WORK ORDER — Return, from the lines below, each one that includes the word "expand".

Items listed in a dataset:

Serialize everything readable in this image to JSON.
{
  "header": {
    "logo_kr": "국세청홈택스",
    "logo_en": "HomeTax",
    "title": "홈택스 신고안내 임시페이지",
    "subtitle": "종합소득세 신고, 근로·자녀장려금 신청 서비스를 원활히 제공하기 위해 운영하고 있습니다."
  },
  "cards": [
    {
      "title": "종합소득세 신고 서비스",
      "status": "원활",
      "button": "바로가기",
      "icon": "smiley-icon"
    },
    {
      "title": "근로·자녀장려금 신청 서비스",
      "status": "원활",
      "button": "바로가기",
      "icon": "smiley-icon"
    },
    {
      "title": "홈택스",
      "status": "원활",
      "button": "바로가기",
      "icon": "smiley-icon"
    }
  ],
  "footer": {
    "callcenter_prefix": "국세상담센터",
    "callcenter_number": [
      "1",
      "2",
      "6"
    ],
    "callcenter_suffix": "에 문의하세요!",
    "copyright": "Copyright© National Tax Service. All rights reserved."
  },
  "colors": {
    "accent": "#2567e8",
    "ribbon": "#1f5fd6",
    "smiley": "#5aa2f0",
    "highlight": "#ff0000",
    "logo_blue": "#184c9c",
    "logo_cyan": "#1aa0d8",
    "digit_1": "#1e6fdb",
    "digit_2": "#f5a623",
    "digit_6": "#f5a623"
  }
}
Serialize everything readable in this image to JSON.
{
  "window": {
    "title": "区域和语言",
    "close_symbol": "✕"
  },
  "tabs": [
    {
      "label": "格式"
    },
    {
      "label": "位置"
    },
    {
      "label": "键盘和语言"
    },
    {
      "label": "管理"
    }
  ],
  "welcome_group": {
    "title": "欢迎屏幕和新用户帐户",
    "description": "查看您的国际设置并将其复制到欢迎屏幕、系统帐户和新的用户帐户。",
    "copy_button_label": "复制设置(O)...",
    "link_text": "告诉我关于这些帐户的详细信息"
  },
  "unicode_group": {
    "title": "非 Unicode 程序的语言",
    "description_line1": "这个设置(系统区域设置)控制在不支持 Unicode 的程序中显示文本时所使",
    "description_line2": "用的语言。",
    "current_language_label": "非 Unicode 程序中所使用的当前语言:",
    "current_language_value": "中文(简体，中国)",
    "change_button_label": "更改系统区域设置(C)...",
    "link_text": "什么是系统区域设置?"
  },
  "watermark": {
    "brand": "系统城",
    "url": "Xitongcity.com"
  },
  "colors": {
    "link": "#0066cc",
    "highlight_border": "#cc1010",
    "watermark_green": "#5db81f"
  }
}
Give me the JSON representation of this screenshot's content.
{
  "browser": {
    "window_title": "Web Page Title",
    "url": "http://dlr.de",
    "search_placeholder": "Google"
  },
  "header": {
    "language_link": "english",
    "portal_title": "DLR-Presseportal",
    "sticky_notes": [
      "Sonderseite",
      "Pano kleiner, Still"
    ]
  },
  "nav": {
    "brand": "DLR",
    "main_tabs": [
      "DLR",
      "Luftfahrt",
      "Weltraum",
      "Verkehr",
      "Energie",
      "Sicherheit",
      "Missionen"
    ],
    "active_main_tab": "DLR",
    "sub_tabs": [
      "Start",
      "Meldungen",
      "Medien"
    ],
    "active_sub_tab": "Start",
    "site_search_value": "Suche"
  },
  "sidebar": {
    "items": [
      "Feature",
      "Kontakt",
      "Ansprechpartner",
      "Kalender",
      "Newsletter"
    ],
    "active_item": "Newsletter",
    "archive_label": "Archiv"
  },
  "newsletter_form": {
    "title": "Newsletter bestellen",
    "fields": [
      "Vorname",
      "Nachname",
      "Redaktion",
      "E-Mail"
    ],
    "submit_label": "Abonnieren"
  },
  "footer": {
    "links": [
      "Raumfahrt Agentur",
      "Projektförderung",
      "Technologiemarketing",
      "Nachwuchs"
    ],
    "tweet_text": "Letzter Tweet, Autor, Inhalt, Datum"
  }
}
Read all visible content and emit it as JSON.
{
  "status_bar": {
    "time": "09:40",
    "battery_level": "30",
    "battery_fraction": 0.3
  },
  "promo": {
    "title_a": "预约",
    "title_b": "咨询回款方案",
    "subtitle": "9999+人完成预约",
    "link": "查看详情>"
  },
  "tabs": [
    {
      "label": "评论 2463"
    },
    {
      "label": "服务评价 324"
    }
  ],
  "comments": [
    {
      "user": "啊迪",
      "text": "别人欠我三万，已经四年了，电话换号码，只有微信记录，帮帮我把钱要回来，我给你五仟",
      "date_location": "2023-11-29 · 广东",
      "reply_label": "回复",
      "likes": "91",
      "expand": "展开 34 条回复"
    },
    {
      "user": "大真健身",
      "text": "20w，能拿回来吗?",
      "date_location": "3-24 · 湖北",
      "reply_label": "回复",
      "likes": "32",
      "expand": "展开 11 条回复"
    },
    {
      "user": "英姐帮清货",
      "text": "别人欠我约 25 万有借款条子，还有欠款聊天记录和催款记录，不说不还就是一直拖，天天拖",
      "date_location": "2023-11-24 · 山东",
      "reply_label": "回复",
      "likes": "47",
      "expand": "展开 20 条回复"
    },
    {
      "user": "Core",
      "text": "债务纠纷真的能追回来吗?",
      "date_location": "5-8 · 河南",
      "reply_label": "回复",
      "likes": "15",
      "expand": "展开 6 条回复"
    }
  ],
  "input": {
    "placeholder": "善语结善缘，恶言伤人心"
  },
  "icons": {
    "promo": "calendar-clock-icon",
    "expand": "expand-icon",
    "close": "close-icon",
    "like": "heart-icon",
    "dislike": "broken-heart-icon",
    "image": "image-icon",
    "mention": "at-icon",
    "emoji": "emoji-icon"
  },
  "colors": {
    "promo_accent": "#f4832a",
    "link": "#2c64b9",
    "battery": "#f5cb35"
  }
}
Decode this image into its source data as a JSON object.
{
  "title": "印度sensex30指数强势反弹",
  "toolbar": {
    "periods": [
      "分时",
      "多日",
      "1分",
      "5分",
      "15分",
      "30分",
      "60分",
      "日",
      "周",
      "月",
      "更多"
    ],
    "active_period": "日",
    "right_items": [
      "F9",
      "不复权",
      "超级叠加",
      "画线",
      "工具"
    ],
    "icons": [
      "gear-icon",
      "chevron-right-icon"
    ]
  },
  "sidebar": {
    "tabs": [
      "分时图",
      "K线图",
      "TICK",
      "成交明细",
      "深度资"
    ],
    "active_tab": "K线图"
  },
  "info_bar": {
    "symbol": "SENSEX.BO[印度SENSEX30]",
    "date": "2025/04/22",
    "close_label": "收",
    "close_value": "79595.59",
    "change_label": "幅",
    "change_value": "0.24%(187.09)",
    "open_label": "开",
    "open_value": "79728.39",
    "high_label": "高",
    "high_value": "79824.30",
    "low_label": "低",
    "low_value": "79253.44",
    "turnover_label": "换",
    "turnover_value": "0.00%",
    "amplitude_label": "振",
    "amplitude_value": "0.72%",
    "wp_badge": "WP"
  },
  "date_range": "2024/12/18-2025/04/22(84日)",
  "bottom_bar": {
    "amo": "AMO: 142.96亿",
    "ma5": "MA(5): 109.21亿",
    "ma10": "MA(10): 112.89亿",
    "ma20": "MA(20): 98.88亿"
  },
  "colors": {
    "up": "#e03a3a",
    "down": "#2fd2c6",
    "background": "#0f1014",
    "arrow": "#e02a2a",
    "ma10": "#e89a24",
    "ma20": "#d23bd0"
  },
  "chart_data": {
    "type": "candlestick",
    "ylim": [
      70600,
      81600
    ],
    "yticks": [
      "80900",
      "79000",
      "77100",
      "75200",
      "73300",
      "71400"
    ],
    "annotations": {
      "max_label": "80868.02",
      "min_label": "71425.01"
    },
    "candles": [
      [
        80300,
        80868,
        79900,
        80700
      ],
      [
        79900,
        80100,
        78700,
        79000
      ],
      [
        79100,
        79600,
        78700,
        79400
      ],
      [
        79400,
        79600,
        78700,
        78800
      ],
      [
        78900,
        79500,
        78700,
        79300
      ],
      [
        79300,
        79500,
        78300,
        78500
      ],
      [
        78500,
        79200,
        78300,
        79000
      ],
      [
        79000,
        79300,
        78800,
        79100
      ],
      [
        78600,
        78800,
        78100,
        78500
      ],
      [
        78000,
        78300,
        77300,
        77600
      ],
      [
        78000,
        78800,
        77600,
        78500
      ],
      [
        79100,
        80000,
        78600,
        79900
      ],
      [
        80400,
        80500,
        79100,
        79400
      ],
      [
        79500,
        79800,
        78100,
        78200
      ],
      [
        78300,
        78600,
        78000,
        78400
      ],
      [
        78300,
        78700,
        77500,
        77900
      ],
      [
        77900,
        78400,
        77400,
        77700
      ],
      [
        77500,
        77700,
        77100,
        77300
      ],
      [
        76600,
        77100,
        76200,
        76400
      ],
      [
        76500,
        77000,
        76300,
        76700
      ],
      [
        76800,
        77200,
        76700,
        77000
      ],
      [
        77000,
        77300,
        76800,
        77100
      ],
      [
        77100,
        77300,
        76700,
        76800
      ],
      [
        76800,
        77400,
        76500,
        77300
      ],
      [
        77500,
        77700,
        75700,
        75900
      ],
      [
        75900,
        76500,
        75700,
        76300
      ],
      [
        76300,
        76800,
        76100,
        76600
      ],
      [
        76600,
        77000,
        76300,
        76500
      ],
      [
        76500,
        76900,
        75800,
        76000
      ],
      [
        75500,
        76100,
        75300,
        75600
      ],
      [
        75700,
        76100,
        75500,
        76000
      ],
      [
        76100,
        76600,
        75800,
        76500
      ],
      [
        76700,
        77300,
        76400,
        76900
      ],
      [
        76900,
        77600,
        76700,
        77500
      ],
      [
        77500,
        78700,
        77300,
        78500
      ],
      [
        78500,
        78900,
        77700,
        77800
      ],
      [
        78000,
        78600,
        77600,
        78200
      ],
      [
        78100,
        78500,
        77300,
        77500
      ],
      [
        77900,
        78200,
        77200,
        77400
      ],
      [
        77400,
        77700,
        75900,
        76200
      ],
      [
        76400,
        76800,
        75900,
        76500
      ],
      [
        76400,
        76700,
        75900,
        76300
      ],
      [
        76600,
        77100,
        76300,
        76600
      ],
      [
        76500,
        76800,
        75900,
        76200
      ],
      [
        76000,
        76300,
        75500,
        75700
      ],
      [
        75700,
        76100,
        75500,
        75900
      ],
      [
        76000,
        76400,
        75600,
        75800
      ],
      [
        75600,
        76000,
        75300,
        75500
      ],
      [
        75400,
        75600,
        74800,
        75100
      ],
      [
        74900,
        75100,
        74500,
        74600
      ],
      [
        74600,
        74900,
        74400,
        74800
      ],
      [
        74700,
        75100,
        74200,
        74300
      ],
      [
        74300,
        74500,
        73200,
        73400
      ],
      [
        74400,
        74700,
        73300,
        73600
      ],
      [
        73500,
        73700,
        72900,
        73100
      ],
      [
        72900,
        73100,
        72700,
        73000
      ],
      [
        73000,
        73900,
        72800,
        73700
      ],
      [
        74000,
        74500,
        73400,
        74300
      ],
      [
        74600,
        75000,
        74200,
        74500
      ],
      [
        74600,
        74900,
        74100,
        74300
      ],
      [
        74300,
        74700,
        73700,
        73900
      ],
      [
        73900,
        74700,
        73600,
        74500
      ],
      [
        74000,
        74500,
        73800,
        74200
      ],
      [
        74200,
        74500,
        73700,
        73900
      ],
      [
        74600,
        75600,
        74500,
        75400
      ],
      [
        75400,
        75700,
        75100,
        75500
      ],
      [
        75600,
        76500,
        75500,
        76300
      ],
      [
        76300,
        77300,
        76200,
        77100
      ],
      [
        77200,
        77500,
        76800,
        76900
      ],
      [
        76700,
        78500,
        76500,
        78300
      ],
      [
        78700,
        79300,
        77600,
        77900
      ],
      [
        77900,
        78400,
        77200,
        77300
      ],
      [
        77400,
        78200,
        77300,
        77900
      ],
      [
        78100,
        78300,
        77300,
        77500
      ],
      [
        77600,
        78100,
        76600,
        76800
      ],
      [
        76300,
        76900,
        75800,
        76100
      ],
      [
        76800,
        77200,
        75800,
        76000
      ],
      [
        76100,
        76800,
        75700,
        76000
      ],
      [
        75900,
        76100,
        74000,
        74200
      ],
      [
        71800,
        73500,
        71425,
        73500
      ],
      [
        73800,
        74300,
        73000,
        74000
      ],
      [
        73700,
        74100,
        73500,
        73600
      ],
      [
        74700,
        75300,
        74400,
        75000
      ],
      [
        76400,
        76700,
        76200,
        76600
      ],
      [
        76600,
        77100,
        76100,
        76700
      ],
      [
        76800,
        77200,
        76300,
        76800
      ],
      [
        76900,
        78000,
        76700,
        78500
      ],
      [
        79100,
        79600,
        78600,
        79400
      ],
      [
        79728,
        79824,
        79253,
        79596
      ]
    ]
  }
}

SOLUTION TO THIS PROBLEM —
      "expand": "展开 34 条回复"
      "expand": "展开 11 条回复"
      "expand": "展开 20 条回复"
      "expand": "展开 6 条回复"
    "expand": "expand-icon",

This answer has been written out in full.